Certainly one thing a state doesn’t want to do — if it’s trending totalitarian and suddenly incites a mass public pushback — is to be distinguished by the world for some riot tactic that is so visibly distinctive (and sadistic) that it’s suddenly (and perhaps even perpetually) identified with it.
From the Cairo uprising to the spraying at U.C. Davis (and in city parks across the U.S. cities where Occupy encampments were forcibly broken up), tear gas has become an increasingly visible staple of domestic control. Here though, the physical and spatial quality of these Turkish gassings seem to rise to a new level — at least, for widely-distributed public protest images.
Widely published on social nets, I couldn’t trace it’s source but this photo might have surfaced via turkulivestream. It’s a remarkable contrast in power, gender and the canister as equivalent to whatever is in the holster. Though lacking the impact or significance of picture at the bottom of the post, this also has a powerful documentary quality of state forces “standing behind” their work.
Visibility and invisibility has catalyzed this violence and now prominently defines it. Ignited over the removal of a few trees, this act not only crystallized the government’s intention to appropriate Instanbul’s famous public square for commercial use, but made visible, on the surface, the heavy hand. How understandable then that the pictures so testify to the violent and painful incapacitating of the citizen’s ability to see.
What the images also convey is the use of so much gas that these familiar streets and landmarks actually do disappear as if under a blanket, or dare I say, behind a curtain, where the government aspires to enforce its will. And the second quality — which could almost be seen as a psychological effect when the camera comes into play — is the sense that the landscape, which so intimately binds and expresses the identity of a people, can seem so ephemeral as to almost disappear.

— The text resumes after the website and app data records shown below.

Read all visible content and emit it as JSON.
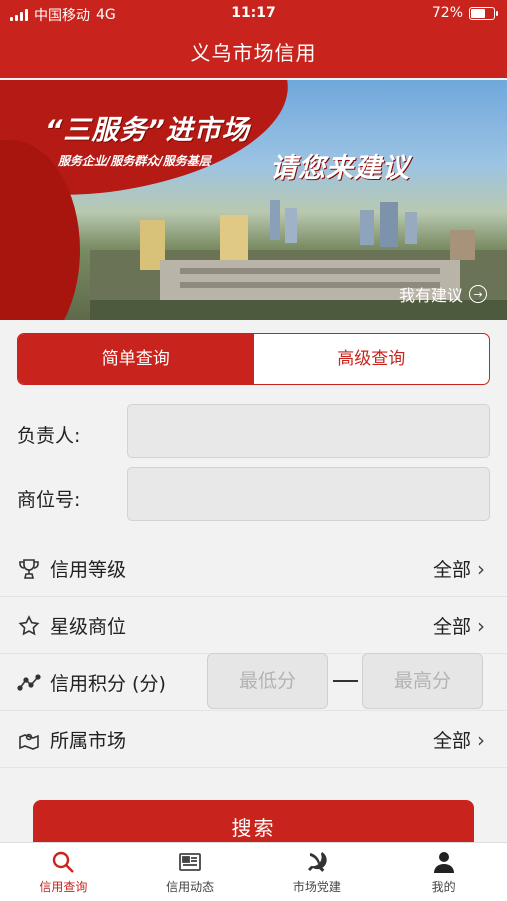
{
  "status_bar": {
    "carrier": "中国移动",
    "network": "4G",
    "time": "11:17",
    "battery": "72%",
    "battery_level": 0.72
  },
  "nav": {
    "title": "义乌市场信用"
  },
  "banner": {
    "headline": "“三服务”进市场",
    "subline": "服务企业/服务群众/服务基层",
    "slogan": "请您来建议",
    "suggest_link": "我有建议"
  },
  "tabs": {
    "simple": "简单查询",
    "advanced": "高级查询"
  },
  "form": {
    "owner_label": "负责人:",
    "booth_label": "商位号:",
    "credit_level": {
      "label": "信用等级",
      "value": "全部"
    },
    "star_booth": {
      "label": "星级商位",
      "value": "全部"
    },
    "credit_score": {
      "label": "信用积分 (分)",
      "min_placeholder": "最低分",
      "max_placeholder": "最高分"
    },
    "market": {
      "label": "所属市场",
      "value": "全部"
    }
  },
  "search_button": "搜索",
  "tabbar": [
    {
      "label": "信用查询",
      "icon": "search-icon"
    },
    {
      "label": "信用动态",
      "icon": "newspaper-icon"
    },
    {
      "label": "市场党建",
      "icon": "party-emblem-icon"
    },
    {
      "label": "我的",
      "icon": "person-icon"
    }
  ],
  "colors": {
    "accent": "#c8241d",
    "background": "#f2f2f2"
  }
}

And, a few words about the widely distributed image above. Besides capturing how the police have graduated from spray cans, and the fact that the Turkish riot cops would be that brazen about gassing that this looks like a media demonstration, the sign/sound bite — as was the staple of the Occupy movement — is simple brilliant. In pronouncing the Prime Minister “Chemical Tayyip” (echoing the moniker given to Iraq’s “Chemical Ali”), the nature and significance of the photo, simply, shifts from information to evidence.
(photo 1 & 4: Murad Sezer/Reuters caption 1: A demonstrator throws back a tear gas canister to riot police during an anti-government protest in central Istanbul May 31, 2013.photo 2: Osman Orsal/Reuters caption: Riot police use tear gas to disperse the crowd during an anti-government protest at Taksim Square in central Istanbul May 31, 2013. photo 3: unattributed. caption 4: A Turkish riot policeman uses tear gas as a demonstrator holds a banner which reads, “Chemical Tayyip”, referring to Prime Minister Tayyip Erdogan, during a protest against the destruction of trees in a park brought about by a pedestrian project, in Taksim Square in central Istanbul May 31, 2013.)